EXERCISE INSTRUCTIONS. Output every record precisely.

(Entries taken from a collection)
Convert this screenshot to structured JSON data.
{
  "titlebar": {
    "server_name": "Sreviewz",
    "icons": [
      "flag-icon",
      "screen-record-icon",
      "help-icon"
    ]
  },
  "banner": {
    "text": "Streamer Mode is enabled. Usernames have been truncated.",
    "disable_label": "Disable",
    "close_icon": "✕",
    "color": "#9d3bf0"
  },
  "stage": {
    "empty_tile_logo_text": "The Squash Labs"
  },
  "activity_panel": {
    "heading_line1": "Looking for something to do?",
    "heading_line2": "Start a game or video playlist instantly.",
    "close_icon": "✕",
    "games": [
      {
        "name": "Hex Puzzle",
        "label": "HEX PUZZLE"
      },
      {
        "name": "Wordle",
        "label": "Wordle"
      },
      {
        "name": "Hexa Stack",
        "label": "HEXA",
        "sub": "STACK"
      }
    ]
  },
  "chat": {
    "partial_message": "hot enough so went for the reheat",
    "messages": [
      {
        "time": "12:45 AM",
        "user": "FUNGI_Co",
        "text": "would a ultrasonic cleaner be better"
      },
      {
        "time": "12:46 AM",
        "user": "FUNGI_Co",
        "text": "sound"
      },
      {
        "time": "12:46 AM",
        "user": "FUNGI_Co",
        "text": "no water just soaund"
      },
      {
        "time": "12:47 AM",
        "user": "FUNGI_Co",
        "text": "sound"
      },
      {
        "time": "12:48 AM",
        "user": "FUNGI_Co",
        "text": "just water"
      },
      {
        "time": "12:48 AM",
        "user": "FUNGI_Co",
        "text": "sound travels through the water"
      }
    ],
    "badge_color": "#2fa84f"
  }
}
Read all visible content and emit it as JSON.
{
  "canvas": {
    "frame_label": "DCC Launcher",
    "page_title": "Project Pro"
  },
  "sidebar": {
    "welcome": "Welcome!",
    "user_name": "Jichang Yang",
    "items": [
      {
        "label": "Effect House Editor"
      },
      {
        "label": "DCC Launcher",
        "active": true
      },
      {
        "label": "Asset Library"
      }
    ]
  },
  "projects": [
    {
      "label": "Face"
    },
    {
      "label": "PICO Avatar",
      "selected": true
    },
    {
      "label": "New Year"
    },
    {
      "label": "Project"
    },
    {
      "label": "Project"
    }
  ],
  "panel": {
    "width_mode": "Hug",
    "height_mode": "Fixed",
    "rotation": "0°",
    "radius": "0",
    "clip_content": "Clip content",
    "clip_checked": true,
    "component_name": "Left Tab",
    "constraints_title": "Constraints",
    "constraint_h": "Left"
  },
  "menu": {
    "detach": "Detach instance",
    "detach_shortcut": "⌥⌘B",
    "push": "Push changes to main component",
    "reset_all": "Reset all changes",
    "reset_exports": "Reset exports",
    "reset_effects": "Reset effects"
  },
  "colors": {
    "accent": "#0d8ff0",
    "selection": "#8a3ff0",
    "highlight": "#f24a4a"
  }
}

RESULT OF THE EXERCISE.
Convert this screenshot to structured JSON data.
{
  "titlebar": {
    "server_name": "Sreviewz",
    "icons": [
      "flag-icon",
      "screen-record-icon",
      "help-icon"
    ]
  },
  "banner": {
    "text": "Streamer Mode is enabled. Usernames have been truncated.",
    "disable_label": "Disable",
    "close_icon": "✕",
    "color": "#9d3bf0"
  },
  "stage": {
    "empty_tile_logo_text": "The Squash Labs"
  },
  "activity_panel": {
    "heading_line1": "Looking for something to do?",
    "heading_line2": "Start a game or video playlist instantly.",
    "close_icon": "✕",
    "games": [
      {
        "name": "Hex Puzzle",
        "label": "HEX PUZZLE"
      },
      {
        "name": "Wordle",
        "label": "Wordle"
      },
      {
        "name": "Hexa Stack",
        "label": "HEXA",
        "sub": "STACK"
      }
    ]
  },
  "chat": {
    "partial_message": "hot enough so went for the reheat",
    "messages": [
      {
        "time": "12:45 AM",
        "user": "FUNGI_Co",
        "text": "would a ultrasonic cleaner be better"
      },
      {
        "time": "12:46 AM",
        "user": "FUNGI_Co",
        "text": "sound"
      },
      {
        "time": "12:46 AM",
        "user": "FUNGI_Co",
        "text": "no water just soaund"
      },
      {
        "time": "12:47 AM",
        "user": "FUNGI_Co",
        "text": "sound"
      },
      {
        "time": "12:48 AM",
        "user": "FUNGI_Co",
        "text": "just water"
      },
      {
        "time": "12:48 AM",
        "user": "FUNGI_Co",
        "text": "sound travels through the water"
      }
    ],
    "badge_color": "#2fa84f"
  }
}
Read all visible content and emit it as JSON.
{
  "canvas": {
    "frame_label": "DCC Launcher",
    "page_title": "Project Pro"
  },
  "sidebar": {
    "welcome": "Welcome!",
    "user_name": "Jichang Yang",
    "items": [
      {
        "label": "Effect House Editor"
      },
      {
        "label": "DCC Launcher",
        "active": true
      },
      {
        "label": "Asset Library"
      }
    ]
  },
  "projects": [
    {
      "label": "Face"
    },
    {
      "label": "PICO Avatar",
      "selected": true
    },
    {
      "label": "New Year"
    },
    {
      "label": "Project"
    },
    {
      "label": "Project"
    }
  ],
  "panel": {
    "width_mode": "Hug",
    "height_mode": "Fixed",
    "rotation": "0°",
    "radius": "0",
    "clip_content": "Clip content",
    "clip_checked": true,
    "component_name": "Left Tab",
    "constraints_title": "Constraints",
    "constraint_h": "Left"
  },
  "menu": {
    "detach": "Detach instance",
    "detach_shortcut": "⌥⌘B",
    "push": "Push changes to main component",
    "reset_all": "Reset all changes",
    "reset_exports": "Reset exports",
    "reset_effects": "Reset effects"
  },
  "colors": {
    "accent": "#0d8ff0",
    "selection": "#8a3ff0",
    "highlight": "#f24a4a"
  }
}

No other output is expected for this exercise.